● Dataset rows describing interfaces:
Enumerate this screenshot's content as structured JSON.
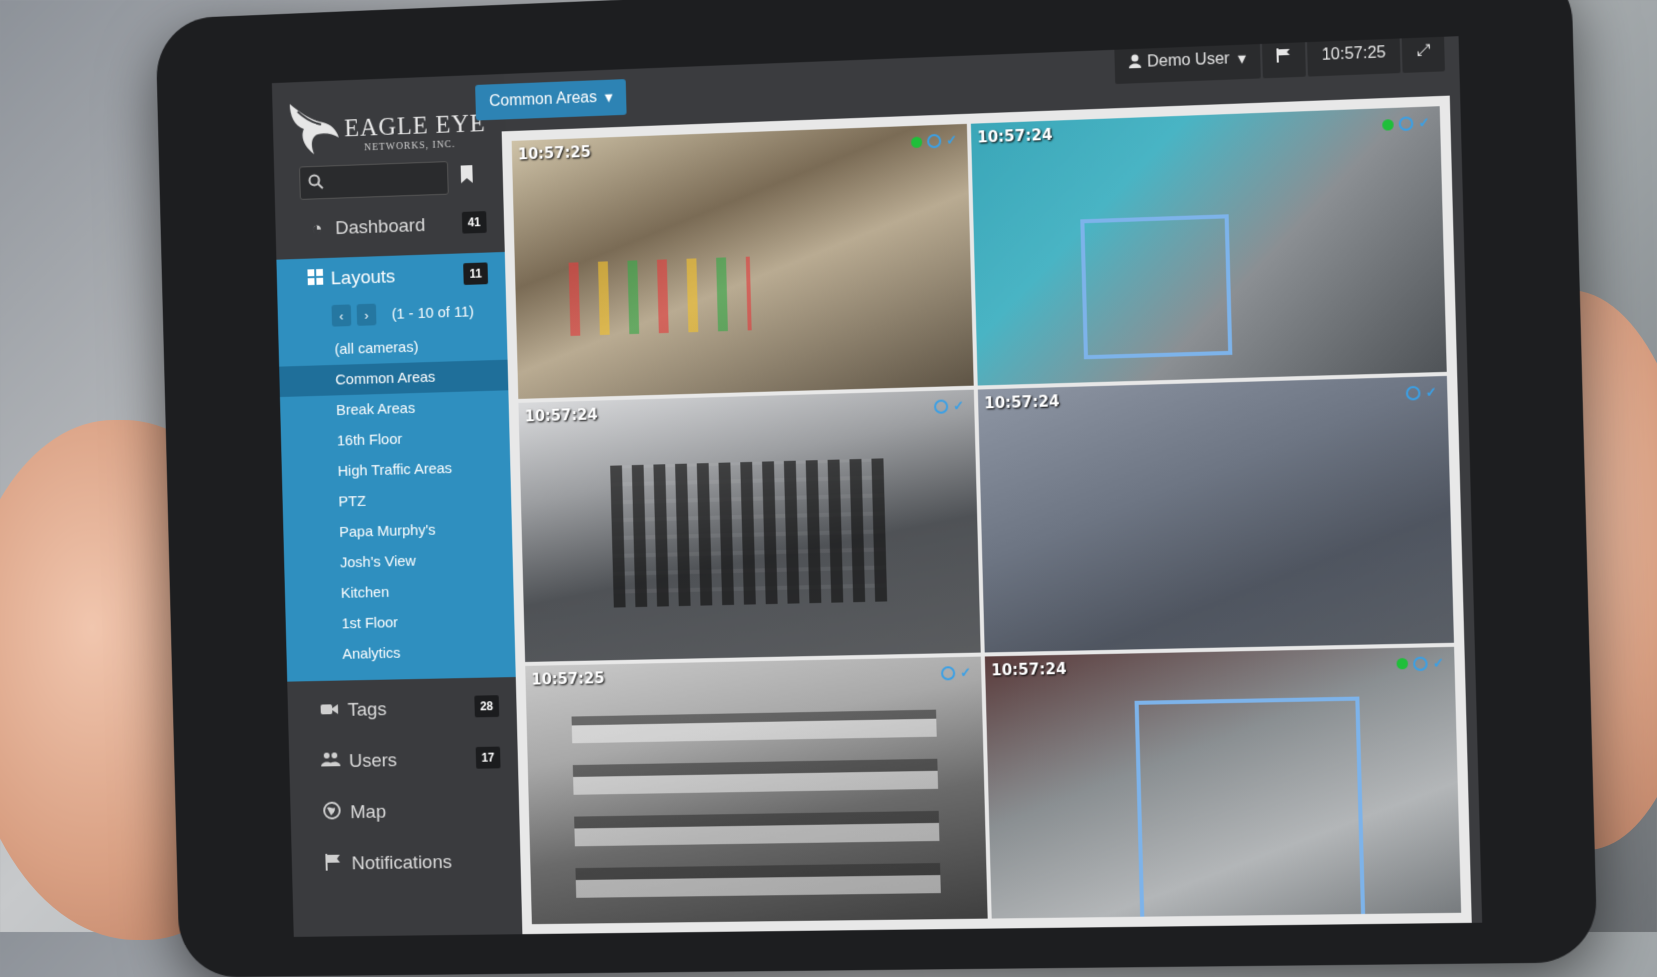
{
  "app": {
    "logo_title": "EAGLE EYE",
    "logo_subtitle": "NETWORKS, INC."
  },
  "search": {
    "placeholder": ""
  },
  "sidebar": {
    "dashboard": {
      "label": "Dashboard",
      "count": "41",
      "icon": "dashboard-icon"
    },
    "layouts": {
      "label": "Layouts",
      "count": "11",
      "icon": "grid-icon",
      "pager_text": "(1 - 10 of 11)",
      "items": [
        {
          "label": "(all cameras)"
        },
        {
          "label": "Common Areas",
          "selected": true
        },
        {
          "label": "Break Areas"
        },
        {
          "label": "16th Floor"
        },
        {
          "label": "High Traffic Areas"
        },
        {
          "label": "PTZ"
        },
        {
          "label": "Papa Murphy's"
        },
        {
          "label": "Josh's View"
        },
        {
          "label": "Kitchen"
        },
        {
          "label": "1st Floor"
        },
        {
          "label": "Analytics"
        }
      ]
    },
    "tags": {
      "label": "Tags",
      "count": "28",
      "icon": "camera-icon"
    },
    "users": {
      "label": "Users",
      "count": "17",
      "icon": "users-icon"
    },
    "map": {
      "label": "Map",
      "icon": "globe-icon"
    },
    "notifications": {
      "label": "Notifications",
      "icon": "flag-icon"
    }
  },
  "topbar": {
    "layout_dropdown": "Common Areas",
    "user_menu": "Demo User",
    "clock": "10:57:25"
  },
  "cameras": [
    {
      "timestamp": "10:57:25",
      "online": true
    },
    {
      "timestamp": "10:57:24",
      "online": true
    },
    {
      "timestamp": "10:57:24",
      "online": false
    },
    {
      "timestamp": "10:57:24",
      "online": false
    },
    {
      "timestamp": "10:57:25",
      "online": false
    },
    {
      "timestamp": "10:57:24",
      "online": true
    }
  ],
  "colors": {
    "accent": "#2f8fbf",
    "selected": "#1f6f9a",
    "sidebar_bg": "#3a3b3e",
    "online": "#1fbf3a",
    "detection_box": "#7db3ea"
  }
}
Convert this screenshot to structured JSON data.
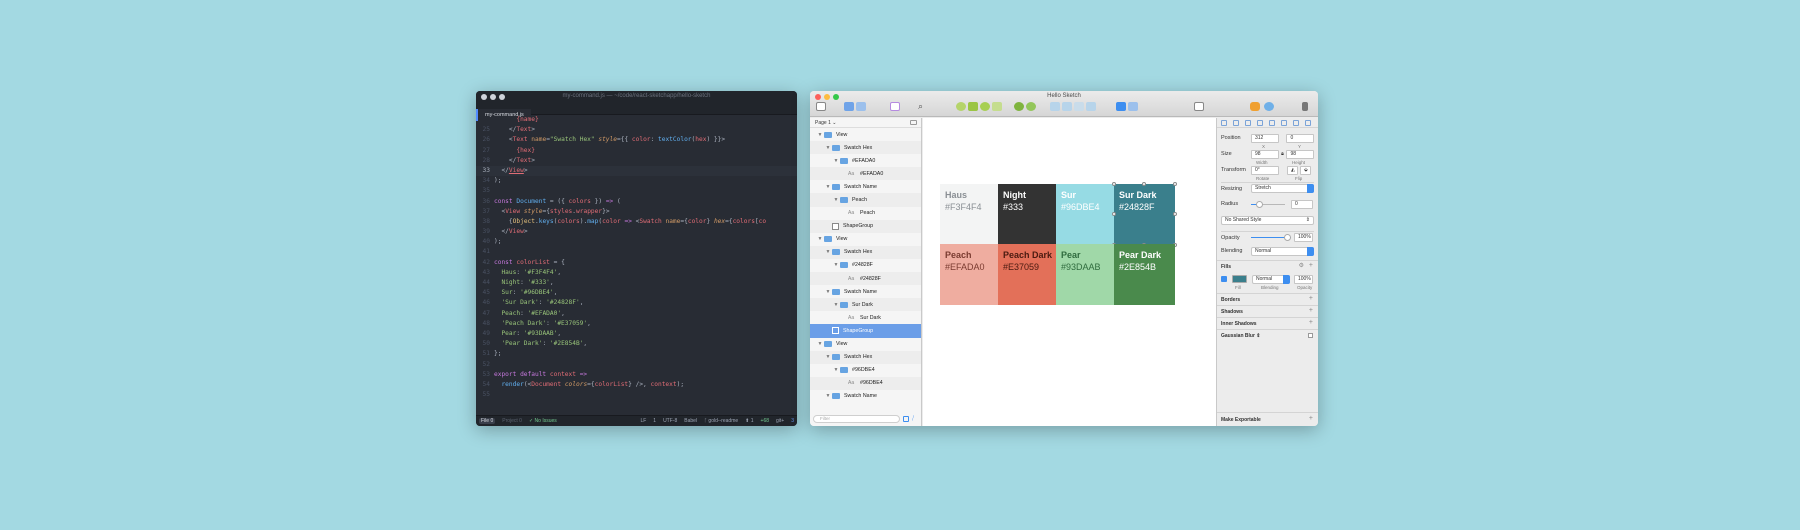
{
  "editor": {
    "title": "my-command.js — ~/code/react-sketchapp/hello-sketch",
    "tab": "my-command.js",
    "lines": [
      {
        "n": "",
        "html": "      <span style=\"color:#e06c75\">{name}</span>"
      },
      {
        "n": "25",
        "html": "    <span style=\"color:#abb2bf\">&lt;/</span><span style=\"color:#e06c75\">Text</span><span style=\"color:#abb2bf\">&gt;</span>"
      },
      {
        "n": "26",
        "html": "    <span style=\"color:#abb2bf\">&lt;</span><span style=\"color:#e06c75\">Text</span> <span style=\"color:#d19a66\">name</span>=<span style=\"color:#98c379\">\"Swatch Hex\"</span> <span style=\"color:#d19a66;font-style:italic\">style</span>={{ <span style=\"color:#e06c75\">color</span>: <span style=\"color:#61afef\">textColor</span>(<span style=\"color:#e06c75\">hex</span>) }}&gt;"
      },
      {
        "n": "27",
        "html": "      <span style=\"color:#e06c75\">{hex}</span>"
      },
      {
        "n": "28",
        "html": "    <span style=\"color:#abb2bf\">&lt;/</span><span style=\"color:#e06c75\">Text</span><span style=\"color:#abb2bf\">&gt;</span>"
      },
      {
        "n": "33",
        "html": "  <span style=\"color:#abb2bf\">&lt;/</span><span style=\"color:#e06c75;text-decoration:underline\">View</span><span style=\"color:#abb2bf\">&gt;</span>",
        "active": true
      },
      {
        "n": "34",
        "html": "<span style=\"color:#abb2bf\">);</span>"
      },
      {
        "n": "35",
        "html": ""
      },
      {
        "n": "36",
        "html": "<span style=\"color:#c678dd\">const</span> <span style=\"color:#61afef\">Document</span> = ({ <span style=\"color:#e06c75\">colors</span> }) <span style=\"color:#c678dd\">=&gt;</span> ("
      },
      {
        "n": "37",
        "html": "  &lt;<span style=\"color:#e06c75\">View</span> <span style=\"color:#d19a66;font-style:italic\">style</span>={<span style=\"color:#e06c75\">styles</span>.<span style=\"color:#e06c75\">wrapper</span>}&gt;"
      },
      {
        "n": "38",
        "html": "    {<span style=\"color:#e5c07b\">Object</span>.<span style=\"color:#61afef\">keys</span>(<span style=\"color:#e06c75\">colors</span>).<span style=\"color:#61afef\">map</span>(<span style=\"color:#e06c75\">color</span> <span style=\"color:#c678dd\">=&gt;</span> &lt;<span style=\"color:#e06c75\">Swatch</span> <span style=\"color:#d19a66\">name</span>={<span style=\"color:#e06c75\">color</span>} <span style=\"color:#d19a66;font-style:italic\">hex</span>={<span style=\"color:#e06c75\">colors</span>[<span style=\"color:#e06c75\">co</span>"
      },
      {
        "n": "39",
        "html": "  &lt;/<span style=\"color:#e06c75\">View</span>&gt;"
      },
      {
        "n": "40",
        "html": ");"
      },
      {
        "n": "41",
        "html": ""
      },
      {
        "n": "42",
        "html": "<span style=\"color:#c678dd\">const</span> <span style=\"color:#e06c75\">colorList</span> = {"
      },
      {
        "n": "43",
        "html": "  <span style=\"color:#98c379\">Haus</span>: <span style=\"color:#98c379\">'#F3F4F4'</span>,"
      },
      {
        "n": "44",
        "html": "  <span style=\"color:#98c379\">Night</span>: <span style=\"color:#98c379\">'#333'</span>,"
      },
      {
        "n": "45",
        "html": "  <span style=\"color:#98c379\">Sur</span>: <span style=\"color:#98c379\">'#96DBE4'</span>,"
      },
      {
        "n": "46",
        "html": "  <span style=\"color:#98c379\">'Sur Dark'</span>: <span style=\"color:#98c379\">'#24828F'</span>,"
      },
      {
        "n": "47",
        "html": "  <span style=\"color:#98c379\">Peach</span>: <span style=\"color:#98c379\">'#EFADA0'</span>,"
      },
      {
        "n": "48",
        "html": "  <span style=\"color:#98c379\">'Peach Dark'</span>: <span style=\"color:#98c379\">'#E37059'</span>,"
      },
      {
        "n": "49",
        "html": "  <span style=\"color:#98c379\">Pear</span>: <span style=\"color:#98c379\">'#93DAAB'</span>,"
      },
      {
        "n": "50",
        "html": "  <span style=\"color:#98c379\">'Pear Dark'</span>: <span style=\"color:#98c379\">'#2E854B'</span>,"
      },
      {
        "n": "51",
        "html": "};"
      },
      {
        "n": "52",
        "html": ""
      },
      {
        "n": "53",
        "html": "<span style=\"color:#c678dd\">export default</span> <span style=\"color:#e06c75\">context</span> <span style=\"color:#c678dd\">=&gt;</span>"
      },
      {
        "n": "54",
        "html": "  <span style=\"color:#61afef\">render</span>(&lt;<span style=\"color:#e06c75\">Document</span> <span style=\"color:#d19a66;font-style:italic\">colors</span>={<span style=\"color:#e06c75\">colorList</span>} /&gt;, <span style=\"color:#e06c75\">context</span>);"
      },
      {
        "n": "55",
        "html": ""
      }
    ],
    "status": {
      "file_chip": "File 0",
      "project_chip": "Project 0",
      "issues": "✓ No Issues",
      "line_ending": "LF",
      "cursor": "1",
      "encoding": "UTF-8",
      "grammar": "Babel",
      "branch": "gold--readme",
      "arrows": "⬆ 1",
      "diff": "+68",
      "github": "git+",
      "extra": "3"
    }
  },
  "sketch": {
    "title": "Hello Sketch",
    "page_selector": "Page 1",
    "layers": [
      {
        "depth": 0,
        "tri": "▼",
        "kind": "folder",
        "label": "View",
        "alt": false
      },
      {
        "depth": 1,
        "tri": "▼",
        "kind": "folder",
        "label": "Swatch Hex",
        "alt": true
      },
      {
        "depth": 2,
        "tri": "▼",
        "kind": "folder",
        "label": "#EFADA0",
        "alt": false
      },
      {
        "depth": 3,
        "tri": "",
        "kind": "text",
        "label": "#EFADA0",
        "alt": true
      },
      {
        "depth": 1,
        "tri": "▼",
        "kind": "folder",
        "label": "Swatch Name",
        "alt": false
      },
      {
        "depth": 2,
        "tri": "▼",
        "kind": "folder",
        "label": "Peach",
        "alt": true
      },
      {
        "depth": 3,
        "tri": "",
        "kind": "text",
        "label": "Peach",
        "alt": false
      },
      {
        "depth": 1,
        "tri": "",
        "kind": "shape",
        "label": "ShapeGroup",
        "alt": true
      },
      {
        "depth": 0,
        "tri": "▼",
        "kind": "folder",
        "label": "View",
        "alt": false
      },
      {
        "depth": 1,
        "tri": "▼",
        "kind": "folder",
        "label": "Swatch Hex",
        "alt": true
      },
      {
        "depth": 2,
        "tri": "▼",
        "kind": "folder",
        "label": "#24828F",
        "alt": false
      },
      {
        "depth": 3,
        "tri": "",
        "kind": "text",
        "label": "#24828F",
        "alt": true
      },
      {
        "depth": 1,
        "tri": "▼",
        "kind": "folder",
        "label": "Swatch Name",
        "alt": false
      },
      {
        "depth": 2,
        "tri": "▼",
        "kind": "folder",
        "label": "Sur Dark",
        "alt": true
      },
      {
        "depth": 3,
        "tri": "",
        "kind": "text",
        "label": "Sur Dark",
        "alt": false
      },
      {
        "depth": 1,
        "tri": "",
        "kind": "shape",
        "label": "ShapeGroup",
        "alt": false,
        "selected": true
      },
      {
        "depth": 0,
        "tri": "▼",
        "kind": "folder",
        "label": "View",
        "alt": false
      },
      {
        "depth": 1,
        "tri": "▼",
        "kind": "folder",
        "label": "Swatch Hex",
        "alt": true
      },
      {
        "depth": 2,
        "tri": "▼",
        "kind": "folder",
        "label": "#96DBE4",
        "alt": false
      },
      {
        "depth": 3,
        "tri": "",
        "kind": "text",
        "label": "#96DBE4",
        "alt": true
      },
      {
        "depth": 1,
        "tri": "▼",
        "kind": "folder",
        "label": "Swatch Name",
        "alt": false
      }
    ],
    "filter_placeholder": "Filter",
    "swatches": [
      {
        "name": "Haus",
        "hex": "#F3F4F4",
        "bg": "#F3F4F4",
        "fg": "#8a8f94"
      },
      {
        "name": "Night",
        "hex": "#333",
        "bg": "#333333",
        "fg": "#ffffff"
      },
      {
        "name": "Sur",
        "hex": "#96DBE4",
        "bg": "#96DBE4",
        "fg": "#ffffff"
      },
      {
        "name": "Sur Dark",
        "hex": "#24828F",
        "bg": "#3a7f8c",
        "fg": "#ffffff"
      },
      {
        "name": "Peach",
        "hex": "#EFADA0",
        "bg": "#EFADA0",
        "fg": "#7a3b30"
      },
      {
        "name": "Peach Dark",
        "hex": "#E37059",
        "bg": "#E37059",
        "fg": "#4a1a10"
      },
      {
        "name": "Pear",
        "hex": "#93DAAB",
        "bg": "#a0d8a8",
        "fg": "#2f6b3e"
      },
      {
        "name": "Pear Dark",
        "hex": "#2E854B",
        "bg": "#4a8a4c",
        "fg": "#ffffff"
      }
    ],
    "inspector": {
      "position_label": "Position",
      "pos_x": "312",
      "pos_y": "0",
      "x_label": "X",
      "y_label": "Y",
      "size_label": "Size",
      "width": "98",
      "height": "98",
      "width_label": "Width",
      "height_label": "Height",
      "transform_label": "Transform",
      "rotate": "0°",
      "rotate_label": "Rotate",
      "flip_label": "Flip",
      "resizing_label": "Resizing",
      "resizing_value": "Stretch",
      "radius_label": "Radius",
      "radius_value": "0",
      "radius_fraction": 0.2,
      "shared_style": "No Shared Style",
      "opacity_label": "Opacity",
      "opacity_value": "100%",
      "opacity_fraction": 1.0,
      "blending_label": "Blending",
      "blending_value": "Normal",
      "fills_label": "Fills",
      "fill_color": "#3a7f8c",
      "fill_blend": "Normal",
      "fill_opacity": "100%",
      "fill_sub": "Fill",
      "fill_blend_sub": "Blending",
      "fill_opacity_sub": "Opacity",
      "borders_label": "Borders",
      "shadows_label": "Shadows",
      "inner_shadows_label": "Inner Shadows",
      "gaussian_label": "Gaussian Blur ⇕",
      "exportable_label": "Make Exportable"
    }
  }
}
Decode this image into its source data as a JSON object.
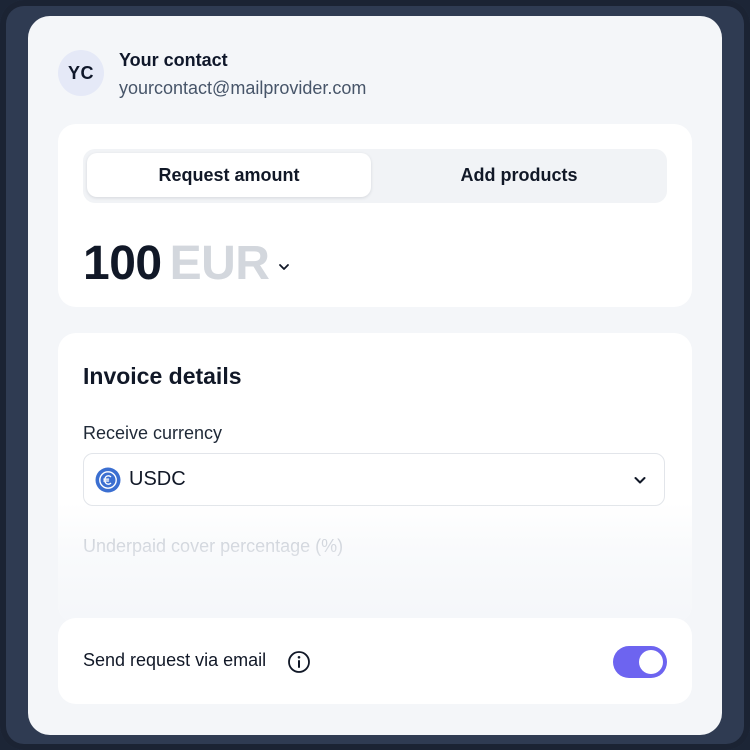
{
  "contact": {
    "initials": "YC",
    "name": "Your contact",
    "email": "yourcontact@mailprovider.com"
  },
  "amount_panel": {
    "tabs": [
      {
        "label": "Request amount",
        "active": true
      },
      {
        "label": "Add products",
        "active": false
      }
    ],
    "amount": "100",
    "currency": "EUR"
  },
  "invoice": {
    "title": "Invoice details",
    "receive_currency_label": "Receive currency",
    "receive_currency_value": "USDC",
    "receive_currency_icon": "usdc-coin-icon",
    "underpaid_label": "Underpaid cover percentage (%)"
  },
  "email_option": {
    "label": "Send request via email",
    "enabled": true
  },
  "colors": {
    "accent": "#6d64f0",
    "coin": "#3b6fd1",
    "background_frame": "#2f3b52"
  }
}
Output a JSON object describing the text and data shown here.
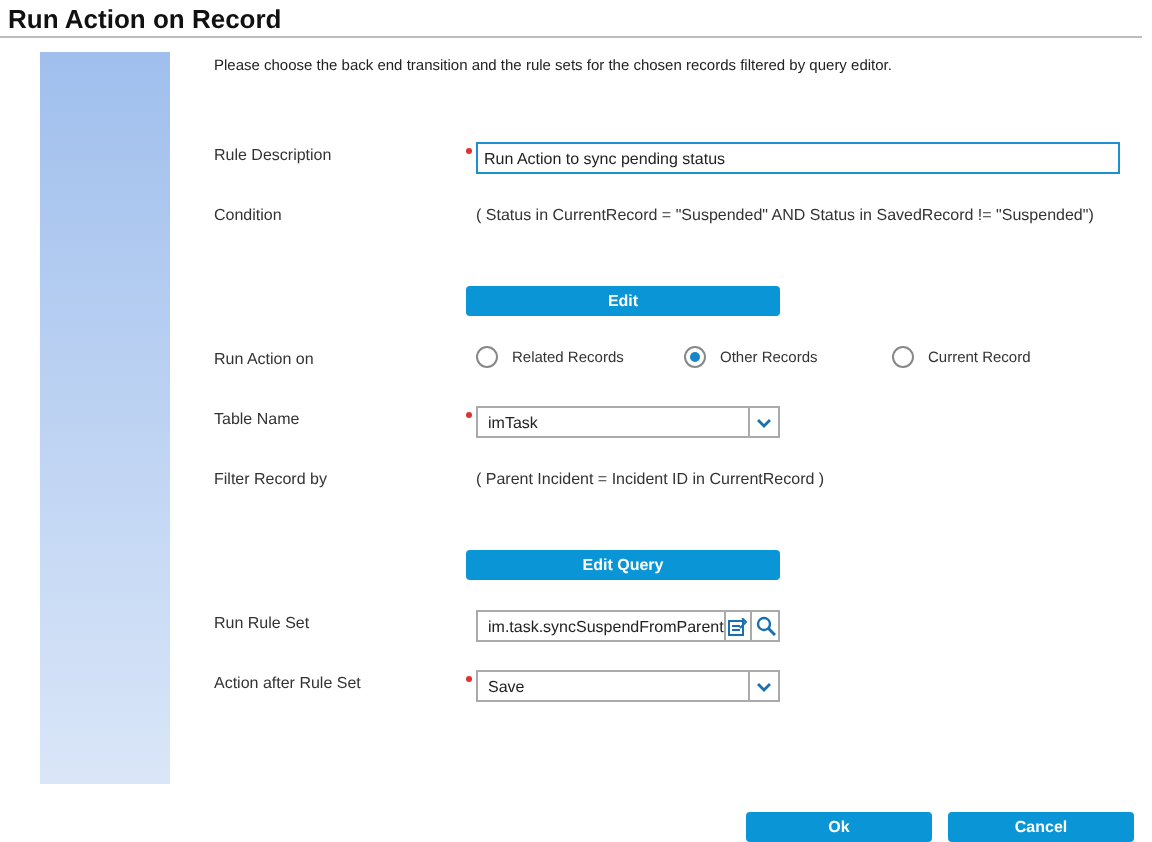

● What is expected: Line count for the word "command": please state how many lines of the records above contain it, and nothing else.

● Response box: 2